Data records for software interfaces
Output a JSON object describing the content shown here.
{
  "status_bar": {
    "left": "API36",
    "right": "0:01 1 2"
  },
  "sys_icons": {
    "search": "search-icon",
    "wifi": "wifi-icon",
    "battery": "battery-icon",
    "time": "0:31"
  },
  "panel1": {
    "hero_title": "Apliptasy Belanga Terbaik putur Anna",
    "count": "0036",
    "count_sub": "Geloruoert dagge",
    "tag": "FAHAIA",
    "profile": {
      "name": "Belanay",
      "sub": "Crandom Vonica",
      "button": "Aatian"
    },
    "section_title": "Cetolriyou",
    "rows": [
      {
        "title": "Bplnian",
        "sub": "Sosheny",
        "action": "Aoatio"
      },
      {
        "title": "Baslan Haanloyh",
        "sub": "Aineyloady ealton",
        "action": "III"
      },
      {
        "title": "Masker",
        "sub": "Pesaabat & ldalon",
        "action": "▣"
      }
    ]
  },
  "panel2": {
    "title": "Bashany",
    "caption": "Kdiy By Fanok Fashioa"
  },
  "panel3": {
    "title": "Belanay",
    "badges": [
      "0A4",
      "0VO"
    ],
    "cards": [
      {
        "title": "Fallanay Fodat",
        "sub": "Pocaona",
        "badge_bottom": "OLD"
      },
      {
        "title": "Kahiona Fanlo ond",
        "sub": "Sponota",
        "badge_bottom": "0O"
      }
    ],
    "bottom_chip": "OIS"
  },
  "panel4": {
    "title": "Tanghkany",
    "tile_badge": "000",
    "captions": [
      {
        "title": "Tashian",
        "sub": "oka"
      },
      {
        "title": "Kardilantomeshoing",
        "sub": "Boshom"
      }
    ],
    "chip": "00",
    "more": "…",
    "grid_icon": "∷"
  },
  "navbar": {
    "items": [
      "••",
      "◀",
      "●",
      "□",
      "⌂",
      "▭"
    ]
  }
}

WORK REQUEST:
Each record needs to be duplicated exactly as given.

TASK RESULT:
Output a JSON object describing the content shown here.
{
  "status_bar": {
    "left": "API36",
    "right": "0:01 1 2"
  },
  "sys_icons": {
    "search": "search-icon",
    "wifi": "wifi-icon",
    "battery": "battery-icon",
    "time": "0:31"
  },
  "panel1": {
    "hero_title": "Apliptasy Belanga Terbaik putur Anna",
    "count": "0036",
    "count_sub": "Geloruoert dagge",
    "tag": "FAHAIA",
    "profile": {
      "name": "Belanay",
      "sub": "Crandom Vonica",
      "button": "Aatian"
    },
    "section_title": "Cetolriyou",
    "rows": [
      {
        "title": "Bplnian",
        "sub": "Sosheny",
        "action": "Aoatio"
      },
      {
        "title": "Baslan Haanloyh",
        "sub": "Aineyloady ealton",
        "action": "III"
      },
      {
        "title": "Masker",
        "sub": "Pesaabat & ldalon",
        "action": "▣"
      }
    ]
  },
  "panel2": {
    "title": "Bashany",
    "caption": "Kdiy By Fanok Fashioa"
  },
  "panel3": {
    "title": "Belanay",
    "badges": [
      "0A4",
      "0VO"
    ],
    "cards": [
      {
        "title": "Fallanay Fodat",
        "sub": "Pocaona",
        "badge_bottom": "OLD"
      },
      {
        "title": "Kahiona Fanlo ond",
        "sub": "Sponota",
        "badge_bottom": "0O"
      }
    ],
    "bottom_chip": "OIS"
  },
  "panel4": {
    "title": "Tanghkany",
    "tile_badge": "000",
    "captions": [
      {
        "title": "Tashian",
        "sub": "oka"
      },
      {
        "title": "Kardilantomeshoing",
        "sub": "Boshom"
      }
    ],
    "chip": "00",
    "more": "…",
    "grid_icon": "∷"
  },
  "navbar": {
    "items": [
      "••",
      "◀",
      "●",
      "□",
      "⌂",
      "▭"
    ]
  }
}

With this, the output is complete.